Mobile wireless technology is taking a great leap forward as the federal government releases a 5G directions paper and convenes a working group to facilitate the roll-out of more advanced mobile technology in Australia.
After several years of 4G mobile broadband being the industry standard, 5G technology promises greater speed and bandwidth to meet the demands of users of more advanced smart phones and tablets.
The government’s new directions paper is a blueprint for the eventual rollout, including spectrum availability and incentives to enable mobile carriers to quickly deploy infrastructure.

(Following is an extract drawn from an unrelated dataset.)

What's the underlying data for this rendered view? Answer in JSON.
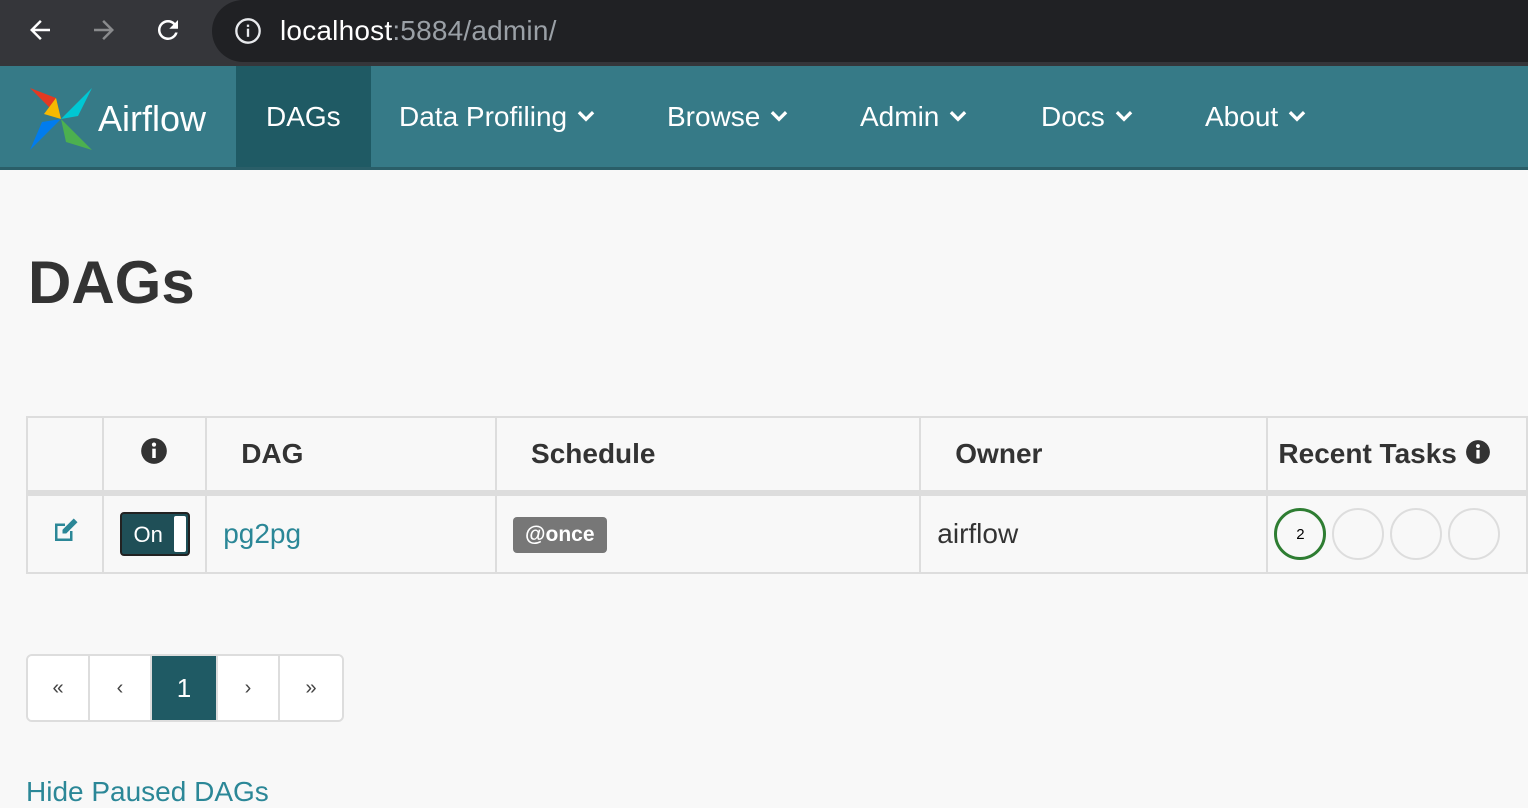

According to the Turnbull government, the working group will comprise government and industry representatives and be tasked with resolving regulatory and industry concerns.
This guidance for the government’s rollout comes as it prepares to put more mobile spectrum, including the 3.4GHz spectrum that is needed for the provision of 5G services, up for auction later this year.
Competition between mobile operators for a share of 5G spectrum is expected to be intense; after the auction process is complete, the commercial rollout of 5G mobile networks will begin, ‘probably in 2020’, the government says.
NBN Co already owns a portion of the 3.5 GHz spectrum – acquired from the Australian Communications and Media Authority in 2014 – and the corporation is expected to feature prominently in the future of the 5G rollout.
In a move coinciding with the 5G directions paper, the Australian Mobile Telecommunications Association released its own report on 5G this week.
The report noted that investment by mobile network providers in 5G could reach $5.7 billion in the 2017-18 financial year, and that the new network would “add to the already significant (and growing) $34 billion long-term productivity benefits from mobile technology”.
The Turnbull government is also in a time of need for good news on its broadband policy and strategy, as the ABC’s Four Corners aired a rather unflattering report on the state of the National Broadband Network.
The ABC’s report talked of complaints regarding outdated infrastructure, dropouts and significantly reduced speeds as a result of the Coalition government opting for a Fibre-to-the-Node (FTTN) rollout instead of the original Fibre-to-the-Premises (FTTP) plan.